What this task involves
Scan the lines below for the string "meanings" and report how many lines contain it, giving only the number.

———

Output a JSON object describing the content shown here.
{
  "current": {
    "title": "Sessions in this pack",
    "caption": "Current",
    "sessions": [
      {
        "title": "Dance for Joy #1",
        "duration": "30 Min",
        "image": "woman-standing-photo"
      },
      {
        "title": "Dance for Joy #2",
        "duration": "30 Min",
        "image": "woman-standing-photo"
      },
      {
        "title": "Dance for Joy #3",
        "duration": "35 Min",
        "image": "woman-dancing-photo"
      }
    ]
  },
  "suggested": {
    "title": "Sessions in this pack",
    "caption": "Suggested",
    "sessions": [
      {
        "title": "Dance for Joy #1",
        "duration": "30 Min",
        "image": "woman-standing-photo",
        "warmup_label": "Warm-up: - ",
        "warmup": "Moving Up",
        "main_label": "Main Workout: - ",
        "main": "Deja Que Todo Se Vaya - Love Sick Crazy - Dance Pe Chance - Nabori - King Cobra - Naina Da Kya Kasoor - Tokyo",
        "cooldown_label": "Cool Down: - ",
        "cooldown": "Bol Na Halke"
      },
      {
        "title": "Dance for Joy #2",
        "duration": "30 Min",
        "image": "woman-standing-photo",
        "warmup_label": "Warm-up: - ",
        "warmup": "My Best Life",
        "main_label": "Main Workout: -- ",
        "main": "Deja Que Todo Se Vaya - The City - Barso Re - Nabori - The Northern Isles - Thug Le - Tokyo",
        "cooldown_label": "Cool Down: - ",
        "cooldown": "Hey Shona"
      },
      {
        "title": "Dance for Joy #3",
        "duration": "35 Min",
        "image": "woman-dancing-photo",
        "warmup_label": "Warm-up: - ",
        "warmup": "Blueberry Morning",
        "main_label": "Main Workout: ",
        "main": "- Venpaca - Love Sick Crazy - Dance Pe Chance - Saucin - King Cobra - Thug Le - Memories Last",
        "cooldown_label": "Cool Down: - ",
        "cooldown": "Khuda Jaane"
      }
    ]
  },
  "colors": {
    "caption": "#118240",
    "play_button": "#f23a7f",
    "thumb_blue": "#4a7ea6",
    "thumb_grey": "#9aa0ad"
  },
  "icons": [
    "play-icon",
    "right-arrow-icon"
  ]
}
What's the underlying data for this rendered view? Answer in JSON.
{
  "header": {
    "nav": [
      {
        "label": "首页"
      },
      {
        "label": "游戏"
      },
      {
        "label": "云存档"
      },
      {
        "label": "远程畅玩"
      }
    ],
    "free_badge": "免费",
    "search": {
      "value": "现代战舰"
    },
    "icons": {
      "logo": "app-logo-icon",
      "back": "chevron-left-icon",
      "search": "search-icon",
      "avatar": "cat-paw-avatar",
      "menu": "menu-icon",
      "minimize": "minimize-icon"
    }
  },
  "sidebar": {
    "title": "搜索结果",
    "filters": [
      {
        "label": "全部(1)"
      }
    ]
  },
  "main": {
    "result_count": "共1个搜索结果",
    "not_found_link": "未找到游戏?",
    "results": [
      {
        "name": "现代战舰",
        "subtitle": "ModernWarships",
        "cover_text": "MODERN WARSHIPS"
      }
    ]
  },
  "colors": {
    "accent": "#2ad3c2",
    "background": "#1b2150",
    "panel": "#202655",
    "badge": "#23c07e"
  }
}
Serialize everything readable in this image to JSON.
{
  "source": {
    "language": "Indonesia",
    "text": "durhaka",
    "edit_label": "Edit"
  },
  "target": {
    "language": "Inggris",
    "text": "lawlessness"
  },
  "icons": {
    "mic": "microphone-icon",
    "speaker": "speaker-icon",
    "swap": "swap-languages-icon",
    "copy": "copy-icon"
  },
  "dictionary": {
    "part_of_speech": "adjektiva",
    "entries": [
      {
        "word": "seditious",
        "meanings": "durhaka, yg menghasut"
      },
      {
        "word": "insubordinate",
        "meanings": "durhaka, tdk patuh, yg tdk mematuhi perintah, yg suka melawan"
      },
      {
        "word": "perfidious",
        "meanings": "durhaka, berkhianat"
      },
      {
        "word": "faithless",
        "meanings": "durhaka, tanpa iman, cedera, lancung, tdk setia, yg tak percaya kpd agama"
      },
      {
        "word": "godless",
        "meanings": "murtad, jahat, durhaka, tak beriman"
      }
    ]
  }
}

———

Exercise result
5